In the first program we played a mix bag of stuff. But in program two the focus will be on news and documentaries. You will hear Ginger Da Silva, Eric Beauchemin, Pete Myers and more.

There will be a special E-QSL issued for this program. PCJ Radio International’s partner stations will receive this program in two parts.

The program will be presented by Paulette MacQuarrie.

Europe: 0600 to 0800UTC – Frequency 7570kHz
August 21, 2016

North America: 0100 to 0300UTC – Frequency 7780kHz
August 22, 2016

For more information contact PCJ at pcj@pcjmedia.com

Cold War Radio: The BBC’s plans in the event of nuclear war

BBC-AT-WAR

Many thanks to SWLing Post reader, William Lee, who shares this item from the BBC:

(Source: BBC News)

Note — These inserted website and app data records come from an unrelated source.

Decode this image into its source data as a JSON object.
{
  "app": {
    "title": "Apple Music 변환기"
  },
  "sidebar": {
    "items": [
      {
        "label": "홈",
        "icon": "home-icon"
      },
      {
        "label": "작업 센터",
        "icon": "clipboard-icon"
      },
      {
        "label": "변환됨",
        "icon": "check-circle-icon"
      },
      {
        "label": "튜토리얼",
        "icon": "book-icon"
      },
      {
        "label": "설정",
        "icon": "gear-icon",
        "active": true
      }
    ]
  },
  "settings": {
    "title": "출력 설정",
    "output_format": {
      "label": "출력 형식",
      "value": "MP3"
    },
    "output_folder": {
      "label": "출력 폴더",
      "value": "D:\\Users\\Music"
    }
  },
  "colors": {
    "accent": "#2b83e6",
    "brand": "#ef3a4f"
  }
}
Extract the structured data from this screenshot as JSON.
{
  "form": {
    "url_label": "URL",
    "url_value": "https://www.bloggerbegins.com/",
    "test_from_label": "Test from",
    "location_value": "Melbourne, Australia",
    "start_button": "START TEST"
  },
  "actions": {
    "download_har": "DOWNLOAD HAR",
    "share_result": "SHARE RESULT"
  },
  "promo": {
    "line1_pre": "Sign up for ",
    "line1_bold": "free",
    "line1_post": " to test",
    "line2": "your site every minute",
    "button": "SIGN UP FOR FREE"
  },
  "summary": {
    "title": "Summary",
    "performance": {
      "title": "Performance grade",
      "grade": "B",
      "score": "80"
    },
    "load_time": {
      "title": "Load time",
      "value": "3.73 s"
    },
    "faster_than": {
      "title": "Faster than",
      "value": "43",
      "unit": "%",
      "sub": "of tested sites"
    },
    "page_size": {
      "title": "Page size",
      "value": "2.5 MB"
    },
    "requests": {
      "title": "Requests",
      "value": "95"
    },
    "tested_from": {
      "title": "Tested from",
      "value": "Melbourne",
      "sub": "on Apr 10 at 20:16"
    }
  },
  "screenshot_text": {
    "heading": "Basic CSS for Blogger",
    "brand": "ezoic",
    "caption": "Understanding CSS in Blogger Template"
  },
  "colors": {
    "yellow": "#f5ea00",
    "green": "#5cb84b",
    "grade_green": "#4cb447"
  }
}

For the first time, the BBC has given detailed access to the plans it drew up in the Cold War for a Wartime Broadcasting System to operate in the event of nuclear war. Paul Reynolds, a former BBC diplomatic and foreign correspondent, has been studying the secrets of what was known as the “War Book”.

The War Book reveals a world of meticulous BBC planning. The Wartime Broadcasting System (WTBS) – referred to in the book as “Deferred Facilities” – would have operated from 11 protected bunkers spread across the UK.

Known as “Regional Seats of Government”, these would also have sheltered government ministers and staff from government departments during what is termed a “nuclear exchange”. The BBC had a studio in each, usually with five staff drawn mostly from nearby local radio stations.

The BBC’s headquarters would have been a bunker at the Engineering Training Department at Wood Norton in Worcestershire, where 90 BBC staff would have been assembled, including engineers, announcers, 12 news editors and sub-editors and ominously “two nominations from Religious Broadcasting”. Output would have been controlled by the government.

To keep the public amused during Armageddon, a collection of cassette tapes of old radio programmes including the Goon Show, Just a Minute and Round the Horne, was kept in a grey locker at Wood Norton. It was eventually realised, however, that these were redundant. If there had been a nuclear attack, radios would probably have been dependent on batteries and these would have needed to be conserved for news and important announcements.[…]

[Continue reading…]

Oh how I would love to read a copy of the “War Book”–! I hope, at some point, the BBC adds it to their online archives. Last year, we published a post with the actual statement the BBC would have broadcast in the event of a nuclear exchange. Click here to read the post.